- Reviews environmentally-relevant concepts from classical chemistry, including sections on scientific notation and units of measurements
- Includes clear diagrams of chemical structures, phase diagrams, reaction mechanisms, redox potential diagrams, and more
- Describes the chemical structures of silicate minerals, phases of igneous rocks, weathering, and soil chemistry
- Examines the properties of water, acids, pH, ions in solution, carbonate systems, and redox chemistry in aqueous systems
- Details the chemistry of the ozone layer, ozone depletion, greenhouse gases, and biogeochemical cycles
Tackling environmental issues such as global warming, ozone depletion, acid rain, water pollution, and soil contamination requires an understanding of the underlying science and chemistry of these processes in real-world systems and situations. Chemistry for Environmental and Earth Sciences provides a student-friendly introduction to the basic chemistry used for the mitigation, remediation, and elimination of pollutants.

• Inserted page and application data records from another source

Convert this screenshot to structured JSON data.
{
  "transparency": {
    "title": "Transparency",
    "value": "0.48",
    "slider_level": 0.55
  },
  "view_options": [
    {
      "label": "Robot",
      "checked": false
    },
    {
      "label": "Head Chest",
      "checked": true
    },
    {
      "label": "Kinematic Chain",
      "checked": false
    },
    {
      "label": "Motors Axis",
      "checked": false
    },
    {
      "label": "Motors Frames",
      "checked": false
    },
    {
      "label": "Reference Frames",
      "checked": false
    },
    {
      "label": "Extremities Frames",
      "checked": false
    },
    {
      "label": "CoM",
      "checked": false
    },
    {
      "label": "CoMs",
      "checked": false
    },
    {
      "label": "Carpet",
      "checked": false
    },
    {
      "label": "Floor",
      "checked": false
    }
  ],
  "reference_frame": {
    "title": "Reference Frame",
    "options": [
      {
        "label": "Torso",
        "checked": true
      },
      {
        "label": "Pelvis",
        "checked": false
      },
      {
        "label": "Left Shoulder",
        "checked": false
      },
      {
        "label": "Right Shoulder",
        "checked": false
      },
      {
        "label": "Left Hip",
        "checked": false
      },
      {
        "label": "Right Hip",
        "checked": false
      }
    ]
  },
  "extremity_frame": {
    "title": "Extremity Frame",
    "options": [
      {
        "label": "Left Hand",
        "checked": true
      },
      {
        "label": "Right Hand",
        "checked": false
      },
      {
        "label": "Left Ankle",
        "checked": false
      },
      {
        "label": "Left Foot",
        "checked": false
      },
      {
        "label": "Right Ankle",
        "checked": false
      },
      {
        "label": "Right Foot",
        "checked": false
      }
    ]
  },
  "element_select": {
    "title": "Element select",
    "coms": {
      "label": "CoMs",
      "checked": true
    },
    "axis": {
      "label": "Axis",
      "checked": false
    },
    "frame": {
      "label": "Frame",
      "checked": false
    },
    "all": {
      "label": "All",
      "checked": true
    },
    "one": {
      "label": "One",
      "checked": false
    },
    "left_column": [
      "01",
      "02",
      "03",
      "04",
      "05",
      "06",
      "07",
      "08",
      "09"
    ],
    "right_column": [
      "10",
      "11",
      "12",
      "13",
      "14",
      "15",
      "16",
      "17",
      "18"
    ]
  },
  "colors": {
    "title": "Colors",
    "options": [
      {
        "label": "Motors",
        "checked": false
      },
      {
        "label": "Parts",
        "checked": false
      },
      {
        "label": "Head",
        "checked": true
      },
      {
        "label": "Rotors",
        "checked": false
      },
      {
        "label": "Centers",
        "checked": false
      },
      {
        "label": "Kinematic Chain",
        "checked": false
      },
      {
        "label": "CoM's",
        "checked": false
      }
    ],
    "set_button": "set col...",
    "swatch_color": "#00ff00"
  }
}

Written and organized in a style that is accessible to science as well as non-science majors, this textbook divides its content into four intuitive chapters: Fire, Earth, Water, and Air. The first chapter explains classical concepts in chemistry that occur in nature such as atomic and molecular structures, chemical bonding and reactions, states of matter, phase transitions, and radioactivity. Subsequent chapters focus on the chemistry relating to the geosphere, hydrosphere, and atmosphereincluding the chemical aspects of soil, water, and air pollution, respectively.
Chemistry for Environmental and Earth Sciences uses worked examples and case studies drawn from current applications along with clear diagrams and concise explanations to illustrate the relevance of chemistry to geosciences. In-text and end-of-chapter questions with complete solutions also help students gain confidence in applying concepts from this book towards solving current, real-world problems.